Count the lines below that hold the word "Analytics" and say how many, with no other text.

** Data records follows **

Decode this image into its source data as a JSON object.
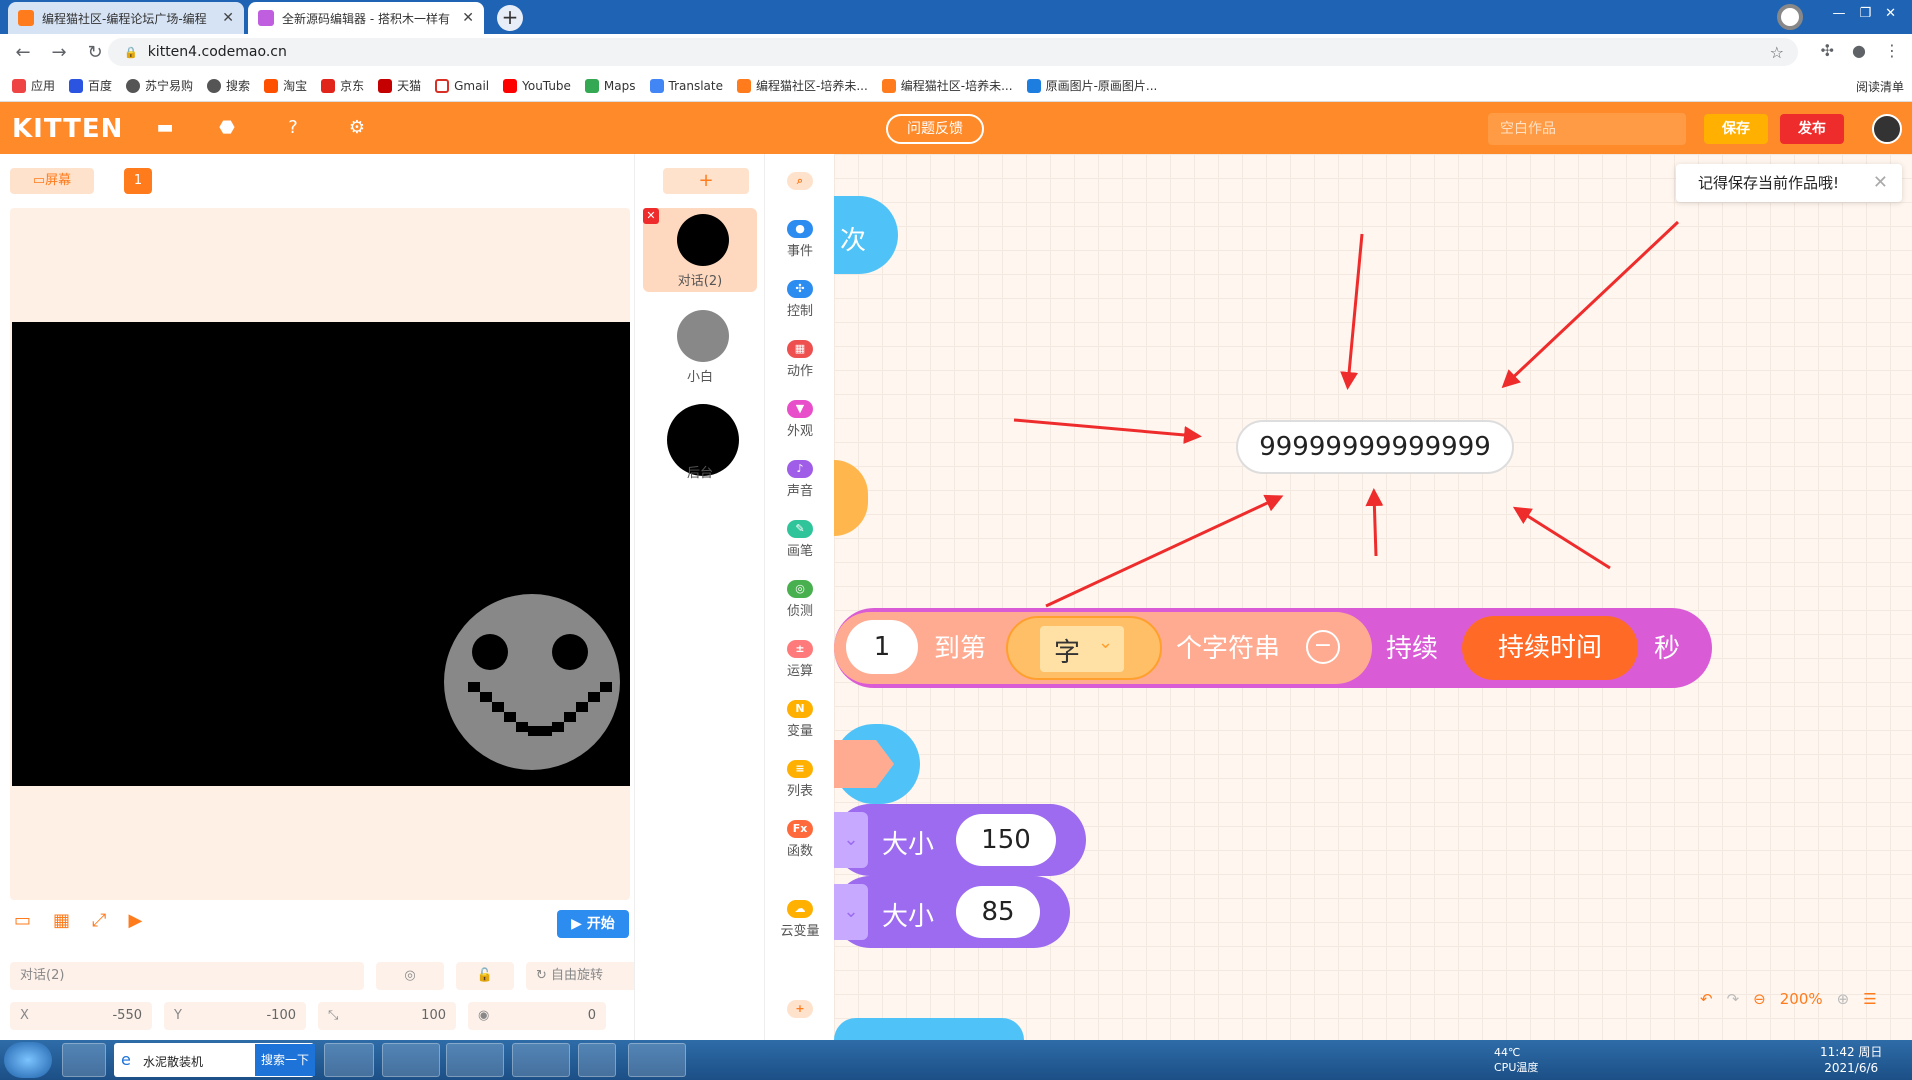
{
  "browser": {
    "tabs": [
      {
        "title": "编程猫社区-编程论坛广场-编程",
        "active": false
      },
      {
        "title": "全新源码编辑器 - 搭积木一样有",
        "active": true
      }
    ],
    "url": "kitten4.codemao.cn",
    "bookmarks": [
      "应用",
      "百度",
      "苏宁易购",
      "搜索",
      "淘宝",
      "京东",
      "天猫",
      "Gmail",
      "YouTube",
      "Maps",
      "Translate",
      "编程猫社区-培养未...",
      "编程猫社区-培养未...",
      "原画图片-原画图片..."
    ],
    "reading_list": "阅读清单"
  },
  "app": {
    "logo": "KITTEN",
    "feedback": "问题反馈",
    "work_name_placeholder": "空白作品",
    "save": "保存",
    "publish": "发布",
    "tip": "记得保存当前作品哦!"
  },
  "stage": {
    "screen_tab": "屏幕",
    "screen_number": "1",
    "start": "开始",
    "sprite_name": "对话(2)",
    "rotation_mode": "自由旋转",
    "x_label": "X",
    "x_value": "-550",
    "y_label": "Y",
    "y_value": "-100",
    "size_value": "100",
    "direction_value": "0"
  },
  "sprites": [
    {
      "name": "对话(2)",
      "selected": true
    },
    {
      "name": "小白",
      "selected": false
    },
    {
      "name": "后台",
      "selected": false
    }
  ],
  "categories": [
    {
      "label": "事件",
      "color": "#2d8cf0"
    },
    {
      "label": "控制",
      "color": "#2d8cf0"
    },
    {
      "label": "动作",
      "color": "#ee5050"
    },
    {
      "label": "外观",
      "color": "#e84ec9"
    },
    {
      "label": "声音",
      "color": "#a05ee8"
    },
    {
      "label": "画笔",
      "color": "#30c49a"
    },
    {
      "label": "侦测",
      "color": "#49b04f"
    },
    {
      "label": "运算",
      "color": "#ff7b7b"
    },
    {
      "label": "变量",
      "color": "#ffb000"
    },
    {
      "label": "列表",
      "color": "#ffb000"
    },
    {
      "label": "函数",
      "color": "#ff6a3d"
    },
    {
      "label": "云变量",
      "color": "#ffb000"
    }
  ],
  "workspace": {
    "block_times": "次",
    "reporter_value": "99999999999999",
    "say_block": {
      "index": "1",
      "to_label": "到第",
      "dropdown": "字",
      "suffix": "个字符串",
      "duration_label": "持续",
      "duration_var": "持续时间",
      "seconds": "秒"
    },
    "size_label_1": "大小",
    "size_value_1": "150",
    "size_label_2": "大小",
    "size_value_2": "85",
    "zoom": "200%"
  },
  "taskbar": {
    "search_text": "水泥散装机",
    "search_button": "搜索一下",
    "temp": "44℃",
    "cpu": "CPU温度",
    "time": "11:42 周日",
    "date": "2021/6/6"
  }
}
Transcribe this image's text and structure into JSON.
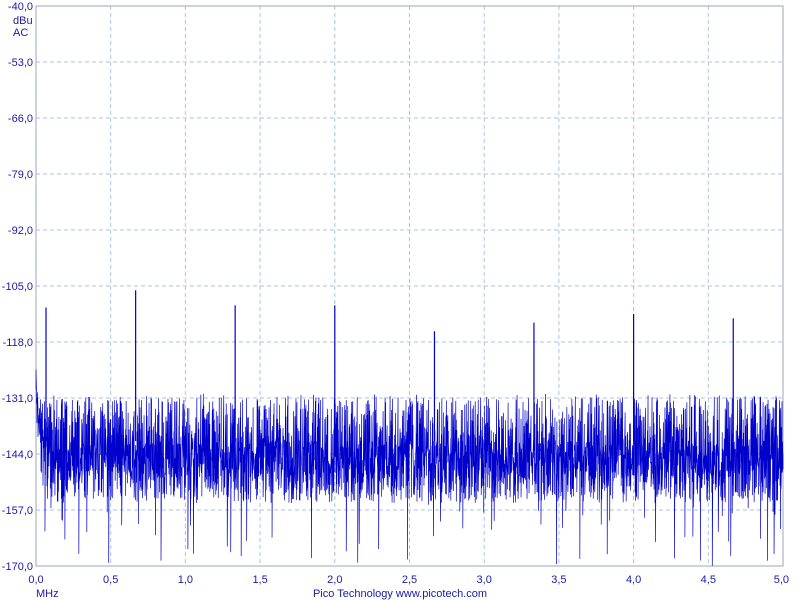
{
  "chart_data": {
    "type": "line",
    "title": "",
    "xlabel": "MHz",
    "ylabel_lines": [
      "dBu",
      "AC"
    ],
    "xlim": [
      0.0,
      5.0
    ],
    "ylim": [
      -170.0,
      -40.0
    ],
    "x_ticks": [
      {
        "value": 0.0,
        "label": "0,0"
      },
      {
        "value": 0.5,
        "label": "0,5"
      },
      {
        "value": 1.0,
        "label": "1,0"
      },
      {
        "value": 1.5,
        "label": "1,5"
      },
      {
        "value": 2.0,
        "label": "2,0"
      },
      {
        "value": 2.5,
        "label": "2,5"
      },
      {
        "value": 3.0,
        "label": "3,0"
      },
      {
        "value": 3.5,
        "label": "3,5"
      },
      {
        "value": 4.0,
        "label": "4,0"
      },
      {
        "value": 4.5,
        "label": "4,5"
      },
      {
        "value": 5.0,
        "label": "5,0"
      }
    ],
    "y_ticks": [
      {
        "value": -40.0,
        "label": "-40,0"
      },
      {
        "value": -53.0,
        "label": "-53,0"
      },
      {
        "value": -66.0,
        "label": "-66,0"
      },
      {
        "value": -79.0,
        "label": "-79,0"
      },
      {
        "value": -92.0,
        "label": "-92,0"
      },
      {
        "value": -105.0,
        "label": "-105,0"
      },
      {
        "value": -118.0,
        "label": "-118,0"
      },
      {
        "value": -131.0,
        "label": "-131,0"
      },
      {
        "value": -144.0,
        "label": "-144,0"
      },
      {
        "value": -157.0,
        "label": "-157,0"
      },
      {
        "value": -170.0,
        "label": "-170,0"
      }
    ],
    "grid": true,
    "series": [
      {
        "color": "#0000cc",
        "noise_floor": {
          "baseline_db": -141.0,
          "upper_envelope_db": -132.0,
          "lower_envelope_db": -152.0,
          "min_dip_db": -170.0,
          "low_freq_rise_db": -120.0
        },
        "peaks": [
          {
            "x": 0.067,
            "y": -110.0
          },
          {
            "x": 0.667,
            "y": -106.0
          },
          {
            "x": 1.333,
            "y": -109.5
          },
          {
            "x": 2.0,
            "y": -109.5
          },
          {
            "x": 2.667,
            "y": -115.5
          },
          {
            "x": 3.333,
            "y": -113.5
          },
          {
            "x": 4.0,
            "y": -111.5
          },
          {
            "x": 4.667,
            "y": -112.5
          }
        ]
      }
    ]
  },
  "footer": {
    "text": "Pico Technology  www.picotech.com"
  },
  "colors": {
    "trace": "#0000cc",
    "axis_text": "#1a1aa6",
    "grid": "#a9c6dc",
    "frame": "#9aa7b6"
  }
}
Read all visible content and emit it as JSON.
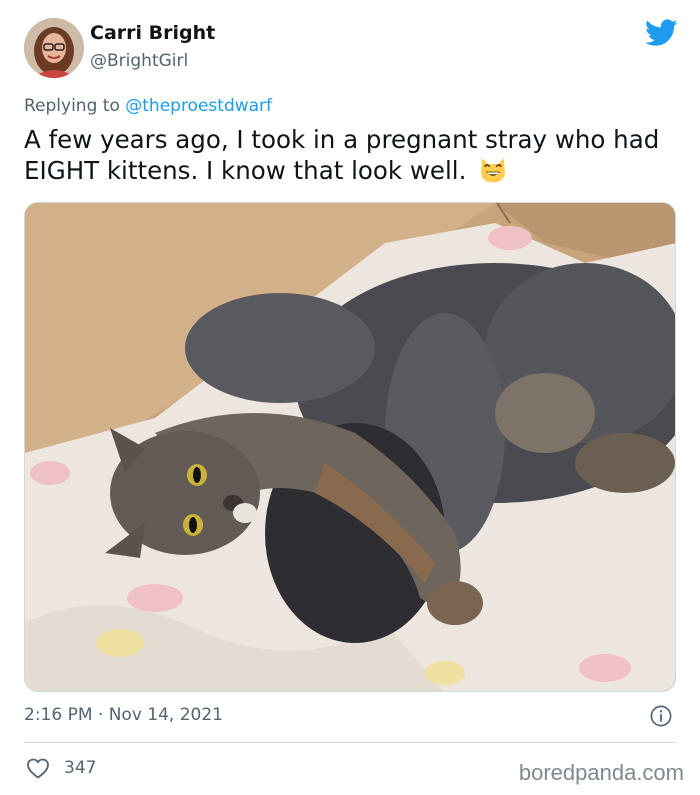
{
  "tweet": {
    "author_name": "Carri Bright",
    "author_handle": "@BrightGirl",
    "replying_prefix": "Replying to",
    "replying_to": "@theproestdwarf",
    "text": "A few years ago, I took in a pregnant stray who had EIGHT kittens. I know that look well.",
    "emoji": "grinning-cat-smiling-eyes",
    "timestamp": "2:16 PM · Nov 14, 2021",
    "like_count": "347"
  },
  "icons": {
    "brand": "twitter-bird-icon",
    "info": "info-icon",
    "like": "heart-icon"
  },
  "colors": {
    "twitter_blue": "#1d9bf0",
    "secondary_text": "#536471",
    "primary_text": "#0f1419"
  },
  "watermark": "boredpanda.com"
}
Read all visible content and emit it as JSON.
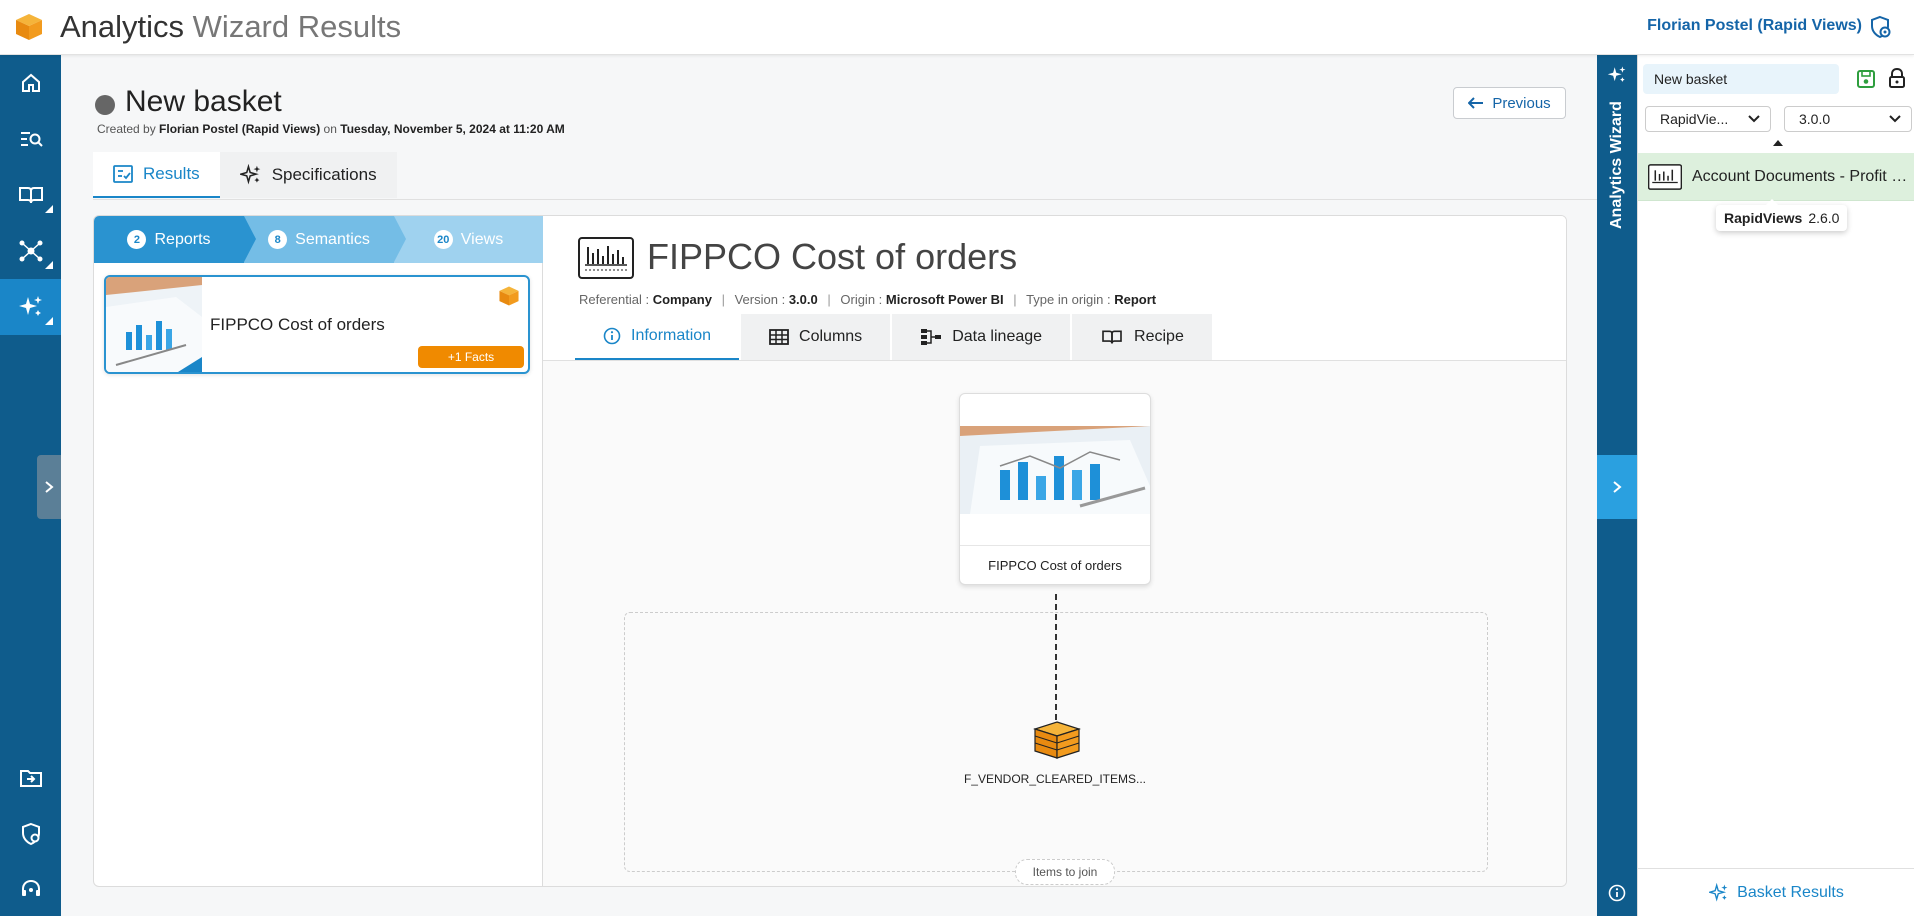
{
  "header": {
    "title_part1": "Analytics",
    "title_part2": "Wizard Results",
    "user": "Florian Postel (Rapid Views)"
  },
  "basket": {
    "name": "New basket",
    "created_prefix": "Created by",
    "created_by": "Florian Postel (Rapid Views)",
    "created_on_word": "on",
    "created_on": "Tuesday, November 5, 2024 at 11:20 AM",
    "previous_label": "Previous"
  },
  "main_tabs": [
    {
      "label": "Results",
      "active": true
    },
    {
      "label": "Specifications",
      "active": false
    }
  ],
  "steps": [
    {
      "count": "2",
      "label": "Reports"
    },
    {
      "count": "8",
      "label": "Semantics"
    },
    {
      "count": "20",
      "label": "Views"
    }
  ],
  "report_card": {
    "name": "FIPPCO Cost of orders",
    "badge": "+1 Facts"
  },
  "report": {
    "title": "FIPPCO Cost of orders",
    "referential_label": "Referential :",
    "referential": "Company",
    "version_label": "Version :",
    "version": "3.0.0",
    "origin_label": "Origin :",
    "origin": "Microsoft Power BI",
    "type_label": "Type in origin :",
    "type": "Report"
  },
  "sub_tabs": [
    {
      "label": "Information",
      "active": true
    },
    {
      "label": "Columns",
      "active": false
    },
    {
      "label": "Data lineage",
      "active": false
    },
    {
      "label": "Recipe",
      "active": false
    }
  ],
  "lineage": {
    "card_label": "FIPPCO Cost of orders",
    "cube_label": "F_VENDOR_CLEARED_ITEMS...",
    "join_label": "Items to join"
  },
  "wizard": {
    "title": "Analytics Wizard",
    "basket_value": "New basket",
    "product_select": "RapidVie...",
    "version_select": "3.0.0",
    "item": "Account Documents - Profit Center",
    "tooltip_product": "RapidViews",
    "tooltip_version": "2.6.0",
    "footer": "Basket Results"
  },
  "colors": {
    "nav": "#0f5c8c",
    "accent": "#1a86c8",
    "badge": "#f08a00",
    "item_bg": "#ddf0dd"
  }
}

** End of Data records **

#### Result:
2